After missing deadline, opponents file suit to stop measure

After missing deadline, opponents file suit to stop measure

Michele Ellson

Updated at 3:49 p.m. Friday, March 23

Opponents of a proposed half-cent sales tax have filed a suit to try to get the measure yanked from the June 5 ballot after failing to hand in their ballot argument on time.

In a writ filed Friday in Alameda County Superior Court, an attorney for opponent Liz Williams argued that the city didn’t offer the public enough time to consider Measure C or turn in ballot arguments on the measure, and they questioned the accuracy of the ballot language. They want a judge to take the measure off the ballot, require the city to change the ballot language and require their opposition argument be included with the proponents’ argument in favor, which was submitted on time.

Opponents asked to submit their argument Monday but were rebuffed because it was past the deadline, they said in the court filing, and City Clerk Lara Weisiger confirmed in an e-mail to them Thursday that the city had no plans to withdraw or amend the measure. A hearing is scheduled for April 18, though opponents have asked for an earlier date, saying ballot materials are to be printed in early April.

Neither proponents nor opponents of the measure would comment on the suit.

A spokesperson for opponents of the tax said last week they’d be considering their legal options after they learned they had missed the deadline for submitting their ballot argument and that they had delivered it to the wrong agency.
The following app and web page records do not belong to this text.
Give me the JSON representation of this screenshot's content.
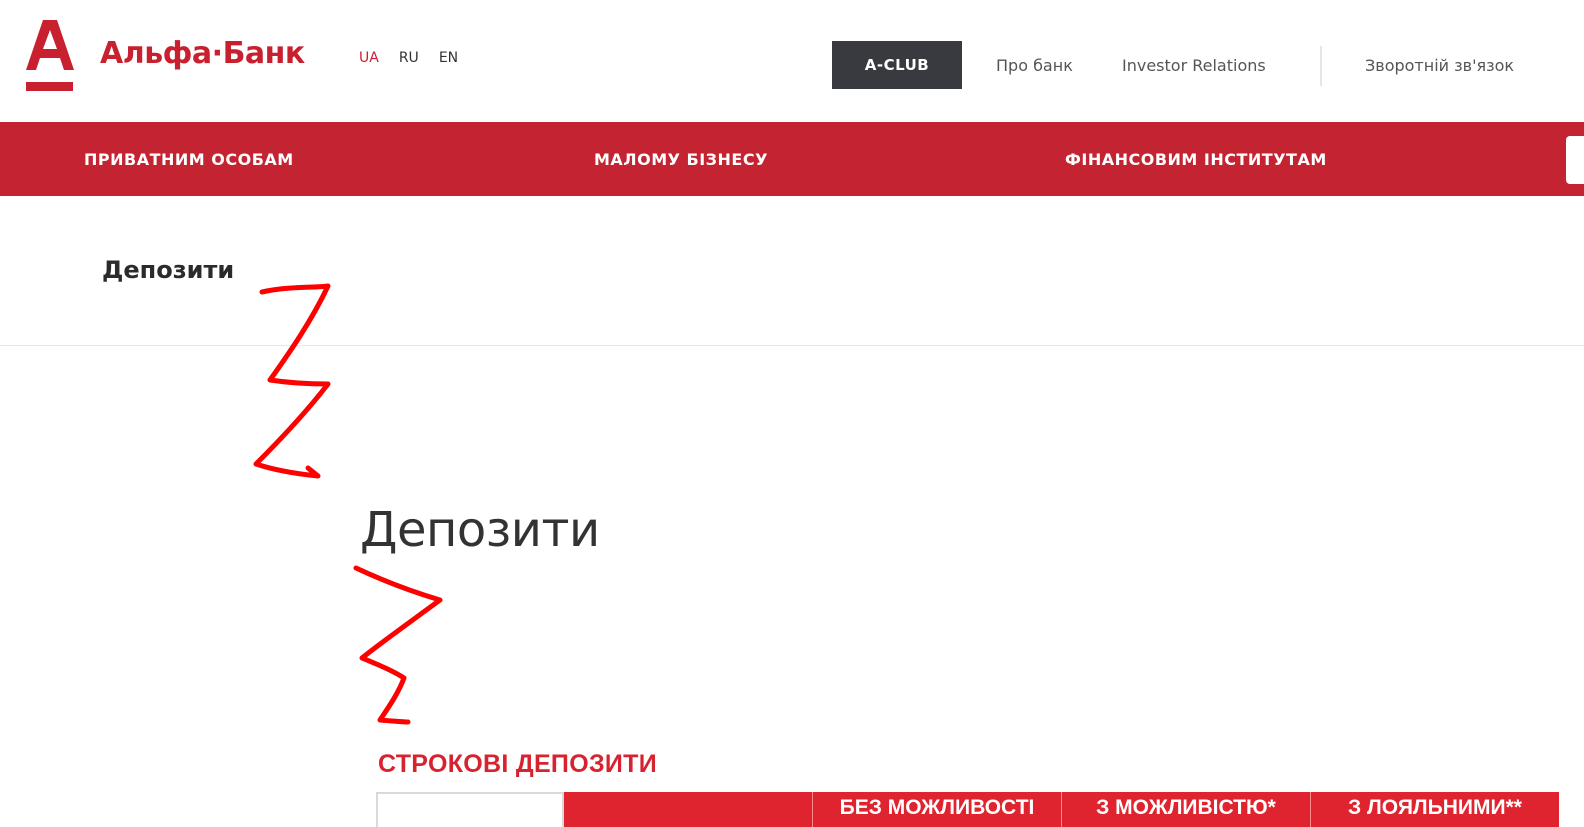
{
  "header": {
    "logo_letter": "А",
    "brand_name": "Альфа·Банк",
    "languages": [
      {
        "code": "UA",
        "active": true
      },
      {
        "code": "RU",
        "active": false
      },
      {
        "code": "EN",
        "active": false
      }
    ],
    "aclub_label": "A-CLUB",
    "links": {
      "about": "Про банк",
      "investor": "Investor Relations",
      "feedback": "Зворотній зв'язок"
    }
  },
  "nav": {
    "items": [
      "ПРИВАТНИМ ОСОБАМ",
      "МАЛОМУ БІЗНЕСУ",
      "ФІНАНСОВИМ ІНСТИТУТАМ"
    ]
  },
  "page": {
    "title": "Депозити"
  },
  "content": {
    "heading": "Депозити",
    "section_heading": "СТРОКОВІ ДЕПОЗИТИ",
    "table_headers": [
      "",
      "",
      "БЕЗ МОЖЛИВОСТІ",
      "З МОЖЛИВІСТЮ*",
      "З ЛОЯЛЬНИМИ**"
    ]
  },
  "colors": {
    "brand_red": "#c42332",
    "table_red": "#e0242f",
    "aclub_bg": "#383a40",
    "annotation_red": "#ff0000"
  }
}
David Howard said the Alameda County Registrar of Voters accepted opponents’ ballot argument on March 16, then called later to try to get them to take it back; county election officials did not return a call seeking comment last week.

A staff report submitted to the City Council for the March 7 hearing where council members voted unanimously to put the tax on the ballot said arguments were due to the City Clerk on March 15.

The proposed tax hike would generate an estimated $54 million over 30 years, and proponents have said the money would be used to cover a list of building and equipment costs, including a new swim center, renovations to the Carnegie Library, a new mid-Island fire station with an emergency operations center, city vehicles and equipment.